Orlando Owoh dies at 74
The legend of Kennery highlife music, Dr. Orlando Owoh on Tuesday passed on at 74, report. Victor Akande and Dare Akindehin
Legend of Kennery highlife music Dr. Orlando Owoh is dead.
The musician died on Tuesday at the General Hospital, Ikeja, Lagos where he had since been on admission, following a long illness associated with stroke. He was 74.
Born as Stephen Oladipupo Olaore Owomoyela, the Kennery Music king, was until his illness and eventual death, the toast of highlife lovers, owing to his romantic voice, philosophical lyrics and energetic stage performances.
Members of the arts community have expressed sadness over the loss of the man they describe as a rare gem.
A cultural activist and Editor of The Guardian on Sunday, Jahman Anikulapo said the sad news got to him while celebrating the landslide victory of Barack Obama, the US president-elect.
Lagos State Governor Babatunde Fashola (SAN), yesterday expressed shock at the sudden death of Orlando.
Fashola, in a condolence letter to the widow, Shade, described him as an exceptional human being whose musical talents remained unrivalled till the very end.

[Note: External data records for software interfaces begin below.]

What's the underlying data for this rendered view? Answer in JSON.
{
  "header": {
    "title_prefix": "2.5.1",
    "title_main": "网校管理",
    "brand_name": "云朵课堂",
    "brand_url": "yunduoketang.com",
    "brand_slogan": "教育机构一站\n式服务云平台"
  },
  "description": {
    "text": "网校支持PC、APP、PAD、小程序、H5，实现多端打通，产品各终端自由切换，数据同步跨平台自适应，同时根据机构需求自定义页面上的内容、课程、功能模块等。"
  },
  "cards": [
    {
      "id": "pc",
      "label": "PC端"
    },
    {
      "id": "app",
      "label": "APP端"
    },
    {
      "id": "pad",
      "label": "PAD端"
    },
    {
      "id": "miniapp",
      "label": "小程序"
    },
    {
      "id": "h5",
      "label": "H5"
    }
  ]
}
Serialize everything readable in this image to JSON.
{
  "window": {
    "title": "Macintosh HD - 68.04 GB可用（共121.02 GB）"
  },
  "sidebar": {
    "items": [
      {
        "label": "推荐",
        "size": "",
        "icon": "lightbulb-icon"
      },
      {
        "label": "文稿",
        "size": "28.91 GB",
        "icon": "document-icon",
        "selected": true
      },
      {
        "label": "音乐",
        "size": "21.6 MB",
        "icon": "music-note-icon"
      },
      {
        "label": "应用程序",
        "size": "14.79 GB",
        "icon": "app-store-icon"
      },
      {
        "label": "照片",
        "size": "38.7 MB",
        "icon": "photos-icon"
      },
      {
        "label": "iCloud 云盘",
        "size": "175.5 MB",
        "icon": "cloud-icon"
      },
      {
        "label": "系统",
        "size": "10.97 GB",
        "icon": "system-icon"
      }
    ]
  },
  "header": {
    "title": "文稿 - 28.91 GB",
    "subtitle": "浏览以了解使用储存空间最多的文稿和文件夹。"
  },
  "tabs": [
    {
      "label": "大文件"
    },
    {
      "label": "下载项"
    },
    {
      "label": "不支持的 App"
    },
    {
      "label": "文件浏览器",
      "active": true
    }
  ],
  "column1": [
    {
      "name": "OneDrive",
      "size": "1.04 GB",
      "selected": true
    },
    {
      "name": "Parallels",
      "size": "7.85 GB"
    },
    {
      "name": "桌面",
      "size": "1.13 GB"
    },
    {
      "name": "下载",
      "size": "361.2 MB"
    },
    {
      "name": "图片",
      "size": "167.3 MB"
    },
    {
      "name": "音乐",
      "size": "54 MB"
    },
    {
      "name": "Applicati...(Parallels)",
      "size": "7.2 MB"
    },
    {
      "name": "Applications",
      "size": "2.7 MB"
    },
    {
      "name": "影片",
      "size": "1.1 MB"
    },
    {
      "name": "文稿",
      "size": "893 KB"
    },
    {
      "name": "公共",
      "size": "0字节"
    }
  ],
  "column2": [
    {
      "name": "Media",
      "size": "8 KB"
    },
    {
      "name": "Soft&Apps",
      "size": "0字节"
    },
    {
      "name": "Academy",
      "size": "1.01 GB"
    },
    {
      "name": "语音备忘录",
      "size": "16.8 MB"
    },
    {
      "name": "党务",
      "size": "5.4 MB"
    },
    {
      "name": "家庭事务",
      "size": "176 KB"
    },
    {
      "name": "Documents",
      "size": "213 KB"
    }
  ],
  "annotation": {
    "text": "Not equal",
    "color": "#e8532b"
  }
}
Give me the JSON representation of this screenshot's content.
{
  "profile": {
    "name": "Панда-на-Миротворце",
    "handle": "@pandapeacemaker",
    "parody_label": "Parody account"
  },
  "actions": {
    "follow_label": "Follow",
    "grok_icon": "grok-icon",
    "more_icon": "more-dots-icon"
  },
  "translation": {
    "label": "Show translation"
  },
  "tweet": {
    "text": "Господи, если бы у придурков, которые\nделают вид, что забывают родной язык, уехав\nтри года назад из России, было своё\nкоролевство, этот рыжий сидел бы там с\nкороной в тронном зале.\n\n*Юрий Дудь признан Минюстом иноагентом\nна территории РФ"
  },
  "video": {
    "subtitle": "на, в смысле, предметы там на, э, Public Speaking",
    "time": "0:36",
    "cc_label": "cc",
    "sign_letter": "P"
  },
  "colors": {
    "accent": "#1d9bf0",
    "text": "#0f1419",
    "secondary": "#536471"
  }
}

He said: "The passage of Dr. Orlando Owoh, as he was popularly known, at this time has left a big vacuum which would be very difficult to fill".
Fashola said with a brand of music which was inimitable, Dr Owoh departed with fond memories of his very rich contributions to national development through his strong messages against socio-cultural and political ills.
Ogun State Governor Gbenga Daniel described Owoh’s death as "unfortunate".
He spoke yesterday through the Chairman, Ijebu East Local Government Area, Hon. Tunde Oladunjoye, who visited the late musician’s family to deliver Daniel’s condolence message. Oladunjoye said:"The death of the highlife musician is a colossal loss to the arts and culture community because he was an embodiment of talent; a composer, guitarist, producer and multi-talented instrumentalist."
Oladunjoye, who was Management Adviser to the late musician’s recording label, Owoh Records, said he would be remembered for his unique sonorous voice that earned him the title Kennery."
He prayed God to grant his family, friends, fans and admirers the fortitude to bear the loss.
Born 74 years ago at Osogbo in Osun State to Jeremiah and Morenike Owomoyela, originally from Ifon town in Ose Local Government Area of Ondo State, Orlando became a musician at 12, despite opposition from his parents. He had left Osogbo for Ilesha, in pursuit of better life prospects immediately he completed his eight-year apprenticeship under his father.
Armed with a Standard Six certificate, he returned to Osogbo where his budding musical talent caught the attention of renowned artiste, Kola Ogunmola who eventually invited him to Ibadan in preparation for the First All African Games in Dakar.
He established his called Orlando Owoh and his Omimah Band in 1958.
His journey to stardom began with his debut album in 1960 under Decca Records. The first album, Oluwa Lo Ran Mi was followed by another successful one; Alantere Ijo Oyege. This album put him on a better footing.
His music, a fusion of highlife and juju, has recorded over 45 albums, including titles like: Ganja I and II, Dele Giwa and Money for Hand Back for Ground, Jobs Experience, Logba-Logba, Kangaroo, Iyawo Olele, Money palaver, Tribute to Fela, among others.
Orlando Owoh & his Young Kenneries - "Easter Special/Baba Wa Silekin/Obinrin Asiko Lagbo"